Independent Financial Advice
In financial advice, the words independent, impartial and unbiased are only to be used by advisers that meet this standard. And rightly so. To meet these standards independent advisers and their affiliations can’t receive commissions or any other remuneration and they can’t have relationships with product providers e.g. investment managers or insurance companies. This ensures that conflicts of interests are reduced e.g. there’s no incentive for an adviser to recommend you take out a higher level of insurance so they get a larger commission or for them to recommend a product that the company they work for will benefit from. Basically, they work for you.

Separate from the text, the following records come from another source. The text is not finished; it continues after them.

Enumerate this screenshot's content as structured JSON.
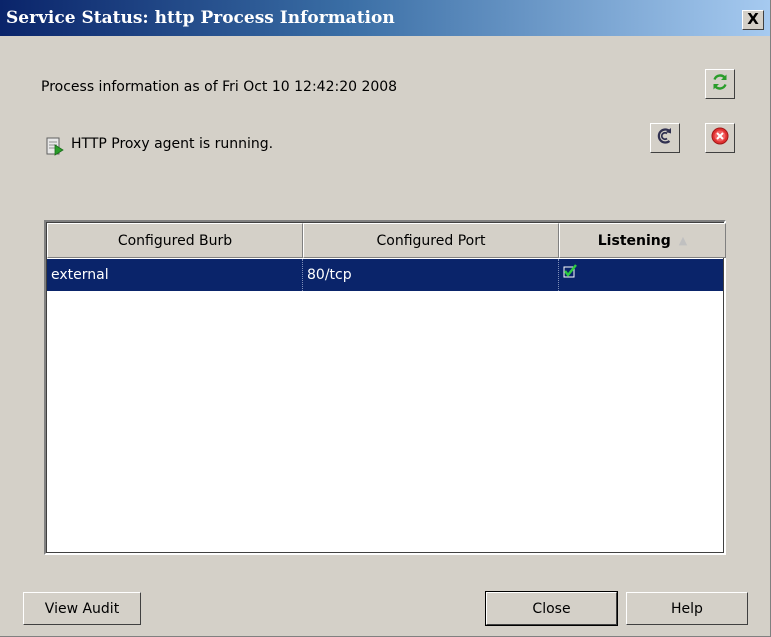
{
  "window": {
    "title": "Service Status: http Process Information",
    "close_label": "X"
  },
  "info": {
    "timestamp_line": "Process information as of Fri Oct 10 12:42:20 2008",
    "status_text": "HTTP Proxy agent is running."
  },
  "icons": {
    "refresh": "refresh-icon",
    "restart": "restart-icon",
    "stop": "stop-icon",
    "agent": "agent-status-icon",
    "listening_check": "check-icon"
  },
  "table": {
    "columns": [
      "Configured Burb",
      "Configured Port",
      "Listening"
    ],
    "sort_arrow": "▲",
    "rows": [
      {
        "burb": "external",
        "port": "80/tcp",
        "listening": true
      }
    ]
  },
  "buttons": {
    "view_audit": "View Audit",
    "close": "Close",
    "help": "Help"
  },
  "colors": {
    "selection": "#0a246a",
    "check": "#2ecc40",
    "stop": "#e03030",
    "refresh": "#2a9d2a"
  }
}
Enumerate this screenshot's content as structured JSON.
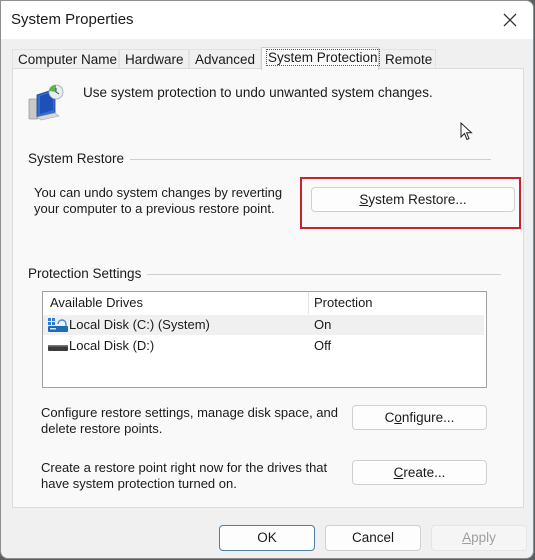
{
  "window": {
    "title": "System Properties",
    "close_icon": "close-icon"
  },
  "tabs": [
    {
      "label": "Computer Name",
      "active": false
    },
    {
      "label": "Hardware",
      "active": false
    },
    {
      "label": "Advanced",
      "active": false
    },
    {
      "label": "System Protection",
      "active": true
    },
    {
      "label": "Remote",
      "active": false
    }
  ],
  "header": {
    "icon": "system-protection-icon",
    "text": "Use system protection to undo unwanted system changes."
  },
  "system_restore": {
    "group_label": "System Restore",
    "description_line1": "You can undo system changes by reverting",
    "description_line2": "your computer to a previous restore point.",
    "button_label_accel": "S",
    "button_label_rest": "ystem Restore...",
    "highlight_color": "#c8232c"
  },
  "protection_settings": {
    "group_label": "Protection Settings",
    "columns": [
      "Available Drives",
      "Protection"
    ],
    "drives": [
      {
        "name": "Local Disk (C:) (System)",
        "protection": "On",
        "icon": "system-drive-icon",
        "selected": true
      },
      {
        "name": "Local Disk (D:)",
        "protection": "Off",
        "icon": "drive-icon",
        "selected": false
      }
    ],
    "configure": {
      "description_line1": "Configure restore settings, manage disk space, and",
      "description_line2": "delete restore points.",
      "label_pre": "C",
      "label_accel": "o",
      "label_post": "nfigure..."
    },
    "create": {
      "description_line1": "Create a restore point right now for the drives that",
      "description_line2": "have system protection turned on.",
      "label_accel": "C",
      "label_post": "reate..."
    }
  },
  "footer": {
    "ok_label": "OK",
    "cancel_label": "Cancel",
    "apply_accel": "A",
    "apply_post": "pply",
    "apply_disabled": true
  }
}
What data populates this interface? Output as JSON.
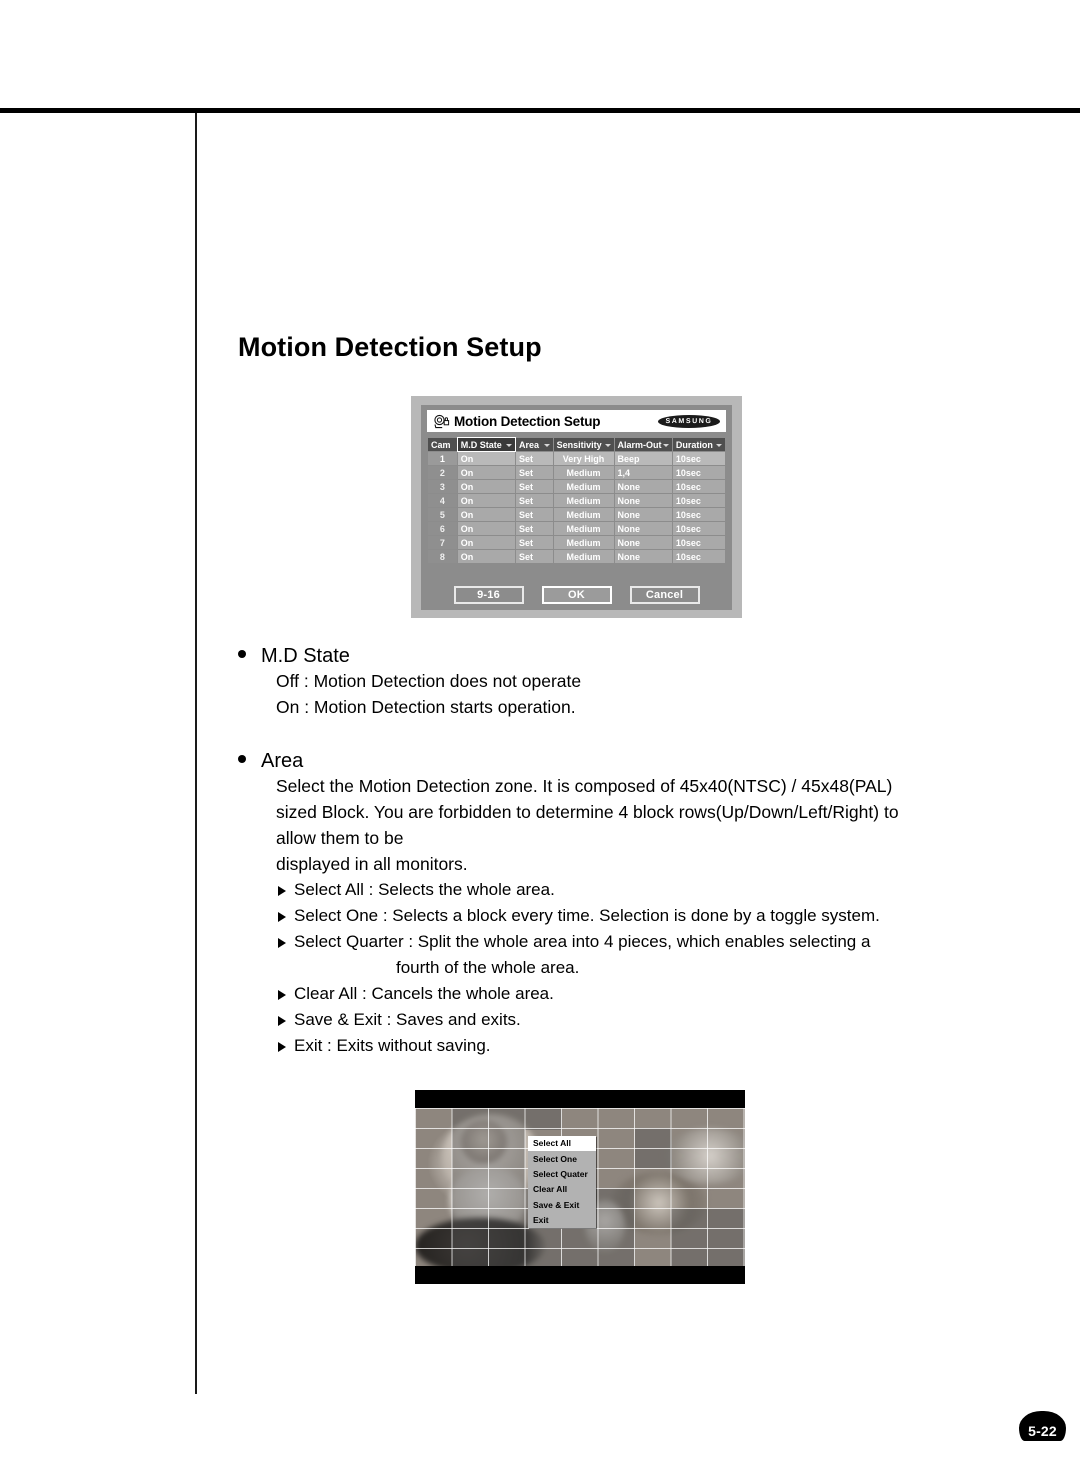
{
  "page": {
    "heading": "Motion Detection Setup",
    "page_number": "5-22"
  },
  "dialog": {
    "icon": "camera-lock-icon",
    "title": "Motion Detection Setup",
    "brand": "SAMSUNG",
    "columns": [
      "Cam",
      "M.D State",
      "Area",
      "Sensitivity",
      "Alarm-Out",
      "Duration"
    ],
    "selected_column": "M.D State",
    "rows": [
      {
        "cam": "1",
        "md_state": "On",
        "area": "Set",
        "sensitivity": "Very High",
        "alarm_out": "Beep",
        "duration": "10sec"
      },
      {
        "cam": "2",
        "md_state": "On",
        "area": "Set",
        "sensitivity": "Medium",
        "alarm_out": "1,4",
        "duration": "10sec"
      },
      {
        "cam": "3",
        "md_state": "On",
        "area": "Set",
        "sensitivity": "Medium",
        "alarm_out": "None",
        "duration": "10sec"
      },
      {
        "cam": "4",
        "md_state": "On",
        "area": "Set",
        "sensitivity": "Medium",
        "alarm_out": "None",
        "duration": "10sec"
      },
      {
        "cam": "5",
        "md_state": "On",
        "area": "Set",
        "sensitivity": "Medium",
        "alarm_out": "None",
        "duration": "10sec"
      },
      {
        "cam": "6",
        "md_state": "On",
        "area": "Set",
        "sensitivity": "Medium",
        "alarm_out": "None",
        "duration": "10sec"
      },
      {
        "cam": "7",
        "md_state": "On",
        "area": "Set",
        "sensitivity": "Medium",
        "alarm_out": "None",
        "duration": "10sec"
      },
      {
        "cam": "8",
        "md_state": "On",
        "area": "Set",
        "sensitivity": "Medium",
        "alarm_out": "None",
        "duration": "10sec"
      }
    ],
    "buttons": {
      "page_range": "9-16",
      "ok": "OK",
      "cancel": "Cancel"
    }
  },
  "content": {
    "md_state": {
      "title": "M.D State",
      "line_off": "Off : Motion Detection does not operate",
      "line_on": "On : Motion Detection starts operation."
    },
    "area": {
      "title": "Area",
      "p1": "Select the Motion Detection zone. It is composed of 45x40(NTSC) / 45x48(PAL)",
      "p2": "sized Block. You are forbidden to determine 4 block rows(Up/Down/Left/Right) to",
      "p3": "allow them to be",
      "p4": "displayed in all monitors.",
      "items": [
        "Select All : Selects the whole area.",
        "Select One : Selects a block every time. Selection is done by a toggle system.",
        "Select Quarter : Split the whole area into 4 pieces, which enables selecting a",
        "Clear All : Cancels the whole area.",
        "Save & Exit : Saves and exits.",
        "Exit : Exits without saving."
      ],
      "item_continuation": "fourth of the whole area."
    }
  },
  "photo": {
    "menu_items": [
      "Select All",
      "Select One",
      "Select Quater",
      "Clear All",
      "Save & Exit",
      "Exit"
    ],
    "active_menu_item": "Select All"
  }
}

Only a small percentage of advisers in Australia meet this definition and in the past non-independent advisers haven’t needed to bring this to the attention of their clients. This could change on the back of the Banking Royal Commission yesterday recommending that all non-independent advisers provide a written statement to clients explaining why they’re not independent, impartial and unbiased.
I obviously see this as a good recommendation and together with other recommendations like the removal of investment commissions, the eventual removal of insurance commissions and annual renewal of ongoing arrangements will hopefully push more advisers to become independent.
A common way to charge in the financial adviser industry is as a percent of assets e.g. the adviser may charge 1% so if the client has $100,000 for them to manage the investments of they will charge $1,000. I and other members of the IFAAA see this as a conflict of interest as it incentivises the adviser to manage an investment portfolio where that portfolio may not be the best option for the client e.g. paying down their mortgage or buying an investment property may be better alternatives. There was some speculation that the Royal Commission could recommend banning this form of charging however didn’t go this far even though it was suggested that they’re an attempt to replicate banned trail commissions.
There are many good advisers in Australia that are not independent or do charge based on percent of assets however I recognise that it’s difficult for consumers to determine who’s good and who’s not. A referral from a trusted family member or friend can be a good place to start and then try and get an understanding of the adviser experience, education and importantly the connections they and their business have and how they charge and think about how these may affect the advice they give to you.
If you’re finding it difficult to find a personal referral SuperGuide (who don’t have a dog in the fight) have compiled a list here. Fortunately, most advisers will meet with you initially at no cost so I think it’s a good idea to chat to a few different advisers to get a better idea about your options.